SUPPLIED ENTRIES: Begin

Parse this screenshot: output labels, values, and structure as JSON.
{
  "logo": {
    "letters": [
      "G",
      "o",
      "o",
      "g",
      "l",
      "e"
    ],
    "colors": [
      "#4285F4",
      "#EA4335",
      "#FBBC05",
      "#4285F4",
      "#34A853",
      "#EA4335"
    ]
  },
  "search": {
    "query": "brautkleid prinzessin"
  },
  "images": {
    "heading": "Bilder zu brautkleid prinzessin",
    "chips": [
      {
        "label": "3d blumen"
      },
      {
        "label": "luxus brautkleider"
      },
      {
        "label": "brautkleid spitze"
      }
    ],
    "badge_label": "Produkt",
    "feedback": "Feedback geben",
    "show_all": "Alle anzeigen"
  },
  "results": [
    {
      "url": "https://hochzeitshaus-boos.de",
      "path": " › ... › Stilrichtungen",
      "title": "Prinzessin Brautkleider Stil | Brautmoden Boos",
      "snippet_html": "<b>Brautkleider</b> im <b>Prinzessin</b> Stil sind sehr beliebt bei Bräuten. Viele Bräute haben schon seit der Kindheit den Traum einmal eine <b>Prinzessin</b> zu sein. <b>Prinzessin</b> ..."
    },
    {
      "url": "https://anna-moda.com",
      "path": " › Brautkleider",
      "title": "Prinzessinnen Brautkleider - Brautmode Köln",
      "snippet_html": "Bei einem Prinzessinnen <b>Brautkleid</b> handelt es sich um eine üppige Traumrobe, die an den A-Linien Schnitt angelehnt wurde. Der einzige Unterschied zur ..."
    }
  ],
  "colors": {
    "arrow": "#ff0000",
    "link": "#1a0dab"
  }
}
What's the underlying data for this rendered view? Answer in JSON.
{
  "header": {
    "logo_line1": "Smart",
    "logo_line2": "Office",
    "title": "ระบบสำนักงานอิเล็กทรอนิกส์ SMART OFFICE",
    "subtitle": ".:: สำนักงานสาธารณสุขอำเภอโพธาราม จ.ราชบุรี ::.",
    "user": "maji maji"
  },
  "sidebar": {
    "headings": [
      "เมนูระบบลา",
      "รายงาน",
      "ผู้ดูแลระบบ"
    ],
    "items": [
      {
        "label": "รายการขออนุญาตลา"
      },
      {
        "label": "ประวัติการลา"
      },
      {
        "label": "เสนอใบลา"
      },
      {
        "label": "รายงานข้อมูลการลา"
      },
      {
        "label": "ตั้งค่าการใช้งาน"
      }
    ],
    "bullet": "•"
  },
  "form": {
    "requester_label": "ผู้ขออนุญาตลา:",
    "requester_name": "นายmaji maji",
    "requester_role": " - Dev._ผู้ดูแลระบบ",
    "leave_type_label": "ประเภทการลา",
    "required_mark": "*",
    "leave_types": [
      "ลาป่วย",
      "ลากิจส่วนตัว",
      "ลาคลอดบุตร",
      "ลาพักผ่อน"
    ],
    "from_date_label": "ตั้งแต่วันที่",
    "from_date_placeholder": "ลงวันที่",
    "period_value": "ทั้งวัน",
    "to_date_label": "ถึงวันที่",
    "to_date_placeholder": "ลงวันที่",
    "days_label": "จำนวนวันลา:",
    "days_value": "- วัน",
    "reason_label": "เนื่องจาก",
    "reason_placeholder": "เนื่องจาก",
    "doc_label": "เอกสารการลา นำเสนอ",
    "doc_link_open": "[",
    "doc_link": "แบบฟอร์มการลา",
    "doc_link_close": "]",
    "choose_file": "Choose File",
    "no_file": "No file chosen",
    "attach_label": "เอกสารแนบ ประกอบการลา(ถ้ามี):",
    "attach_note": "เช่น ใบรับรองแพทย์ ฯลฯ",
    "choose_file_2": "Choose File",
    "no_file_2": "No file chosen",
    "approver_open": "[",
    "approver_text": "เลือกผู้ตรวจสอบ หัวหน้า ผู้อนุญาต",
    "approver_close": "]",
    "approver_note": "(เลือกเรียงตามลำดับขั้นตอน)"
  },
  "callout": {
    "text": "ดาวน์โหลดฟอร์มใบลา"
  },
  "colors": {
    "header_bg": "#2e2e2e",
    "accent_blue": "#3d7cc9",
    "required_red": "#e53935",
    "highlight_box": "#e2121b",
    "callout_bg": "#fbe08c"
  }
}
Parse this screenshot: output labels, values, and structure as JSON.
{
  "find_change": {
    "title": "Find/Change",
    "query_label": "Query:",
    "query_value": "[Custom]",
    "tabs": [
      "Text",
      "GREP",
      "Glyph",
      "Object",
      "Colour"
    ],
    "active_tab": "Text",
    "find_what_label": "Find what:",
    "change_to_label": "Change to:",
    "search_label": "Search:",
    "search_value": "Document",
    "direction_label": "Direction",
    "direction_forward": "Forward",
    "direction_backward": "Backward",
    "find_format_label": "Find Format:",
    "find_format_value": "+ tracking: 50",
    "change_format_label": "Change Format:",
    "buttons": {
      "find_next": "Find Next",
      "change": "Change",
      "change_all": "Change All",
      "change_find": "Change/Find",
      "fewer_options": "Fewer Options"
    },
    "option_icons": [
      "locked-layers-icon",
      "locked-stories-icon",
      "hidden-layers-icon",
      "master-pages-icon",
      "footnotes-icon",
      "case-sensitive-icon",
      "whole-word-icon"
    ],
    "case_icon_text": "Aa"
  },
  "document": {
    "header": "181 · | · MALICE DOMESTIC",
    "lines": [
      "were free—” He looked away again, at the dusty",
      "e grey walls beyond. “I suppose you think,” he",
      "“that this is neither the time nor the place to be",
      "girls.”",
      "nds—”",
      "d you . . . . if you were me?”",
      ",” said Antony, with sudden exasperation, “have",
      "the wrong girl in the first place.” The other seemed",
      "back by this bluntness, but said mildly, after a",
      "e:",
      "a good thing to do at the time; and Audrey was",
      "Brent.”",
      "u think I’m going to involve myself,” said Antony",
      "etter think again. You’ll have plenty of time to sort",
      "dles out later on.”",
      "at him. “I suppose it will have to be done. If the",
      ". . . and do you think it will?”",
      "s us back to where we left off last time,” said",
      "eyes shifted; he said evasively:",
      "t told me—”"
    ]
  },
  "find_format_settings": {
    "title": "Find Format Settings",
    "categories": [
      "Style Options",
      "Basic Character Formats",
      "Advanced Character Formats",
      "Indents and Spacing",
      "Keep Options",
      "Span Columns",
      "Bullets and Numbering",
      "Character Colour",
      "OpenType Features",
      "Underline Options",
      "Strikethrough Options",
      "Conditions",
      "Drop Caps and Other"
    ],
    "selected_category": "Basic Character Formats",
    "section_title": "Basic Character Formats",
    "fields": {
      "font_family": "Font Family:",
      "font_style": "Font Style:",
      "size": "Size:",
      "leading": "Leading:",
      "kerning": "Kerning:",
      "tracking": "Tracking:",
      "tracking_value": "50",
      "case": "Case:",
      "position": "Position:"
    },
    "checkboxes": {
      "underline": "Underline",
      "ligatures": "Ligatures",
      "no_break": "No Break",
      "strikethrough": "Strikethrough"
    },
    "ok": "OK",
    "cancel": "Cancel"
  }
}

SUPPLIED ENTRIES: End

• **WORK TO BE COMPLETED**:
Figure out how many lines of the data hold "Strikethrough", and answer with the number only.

• **EXERCISE OUTPUT**:
2